Three ways RAIN RFID helps solve supply chain concerns
RAIN RFID is used to streamline processes, maintain real-time inventory, increase productivity, and help manage labour shortages. We see three key ways RAIN RFID helps solve supply chain concerns:
- Automate shipment verification: Today, significant labour is required for multiple, manual barcode scans during the shipment process. RAIN RFID tags can be read automatically without a direct line of sight, erasing the need for workers to pause, locate a barcode, and scan it. By using RAIN RFID, supply chain leaders can automate their shipment verification process and improve warehouse efficiencies by up to 25%.
- Deliver real-time visibility: Retail Systems Research says that 76% of supply chain survey respondents reported that real-time inventory visibility was their leading focus for improving performance. When supply chain managers lack information about the status of assets and shipments moving into and out of warehouses, confidence and productivity suffer. By using RAIN RFID, supply chain leaders gain real-time visibility into an item’s identity, usage, and location. With this information, they can quickly find inventory and assets, and reduce the cost of asset investments.
- Improve order accuracy: Today, companies rely on redundant manual checks to verify that the right cartons are loaded onto the correct pallets. By using RAIN RFID, supply chain leaders can automate pallet build verification to streamline the process and increase order accuracy.

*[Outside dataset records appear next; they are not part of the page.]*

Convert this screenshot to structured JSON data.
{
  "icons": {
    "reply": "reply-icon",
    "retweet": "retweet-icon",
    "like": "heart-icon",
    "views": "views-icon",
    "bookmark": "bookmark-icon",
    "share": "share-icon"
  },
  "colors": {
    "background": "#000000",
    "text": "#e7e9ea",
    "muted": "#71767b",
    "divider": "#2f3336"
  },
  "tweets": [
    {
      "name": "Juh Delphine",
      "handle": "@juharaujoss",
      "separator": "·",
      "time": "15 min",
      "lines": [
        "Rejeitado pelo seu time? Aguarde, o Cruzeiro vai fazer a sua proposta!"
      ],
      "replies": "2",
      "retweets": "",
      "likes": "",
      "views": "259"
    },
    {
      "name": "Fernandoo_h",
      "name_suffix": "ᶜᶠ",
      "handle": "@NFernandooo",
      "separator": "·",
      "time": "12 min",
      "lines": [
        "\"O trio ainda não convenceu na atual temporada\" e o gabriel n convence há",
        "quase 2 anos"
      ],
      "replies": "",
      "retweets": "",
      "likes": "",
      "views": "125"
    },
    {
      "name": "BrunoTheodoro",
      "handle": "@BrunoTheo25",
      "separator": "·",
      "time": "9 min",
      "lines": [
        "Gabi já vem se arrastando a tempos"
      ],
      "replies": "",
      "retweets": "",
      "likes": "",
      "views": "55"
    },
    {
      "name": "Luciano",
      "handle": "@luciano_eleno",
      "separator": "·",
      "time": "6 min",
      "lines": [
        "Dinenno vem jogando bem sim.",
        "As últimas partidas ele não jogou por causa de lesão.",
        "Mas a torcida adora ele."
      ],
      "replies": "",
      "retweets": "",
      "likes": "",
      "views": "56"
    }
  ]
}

In fact, a recent study by Auburn University found that RAIN RFID can help an organisation achieve up to 100% order accuracy, eliminating claims costs and unhappy customers.
RAIN RFID can increase value of AI-powered analytics
In today’s AI-driven, rapid decision-making business environment, RAIN RFID is uniquely capable of making systems more effective. This is because it provides item identifiers for tracking and locating billions of items, from clothing to food, pharmaceuticals, tools, packages, pallets, and more.
It also works without line-of-sight, providing visibility into places and processes not previously available. The data provided by a RAIN RFID system can give AI-powered solutions the ability to see individual items throughout the supply chain, understand how the entire supply chain is functioning and identify which areas can be improved.
As companies accelerate digital transformation, we expect to see a rise in interconnected data as investments into new technologies and IoT surge. But as the volume of real-time and accurate data about the movement of goods rises, so too do the demands on operations teams to make sound business decisions quickly and with confidence, often using AI-powered systems that thrive on improved data to make better decisions.
As an example, over the past several years, Delta Airlines transformed its customer experience by investing in technology including real-time RAIN RFID bag tracking and automatic check-in via the Fly Delta mobile app. Delta is now leveraging this set of investments in their implementation of an AI-driven platform that analyses millions of operational data points, from luggage movement to aircraft positions to flight crew restrictions to airport conditions. This system simulates operating challenges and creates hypothetical scenarios that help Delta’s professionals make critical operational decisions that improve the overall customer experience.
The need to drive digital transformation rapidly during the pandemic has made supply chain and logistics professionals increasingly tech savvy. As we prepare for a post-pandemic era, companies’ increased know-how and awareness of solutions like RAIN RFID, IoT and AI will play a key role in evolving the industry’s approach to solving supply chain issues from reactive to proactive, setting them up for future success.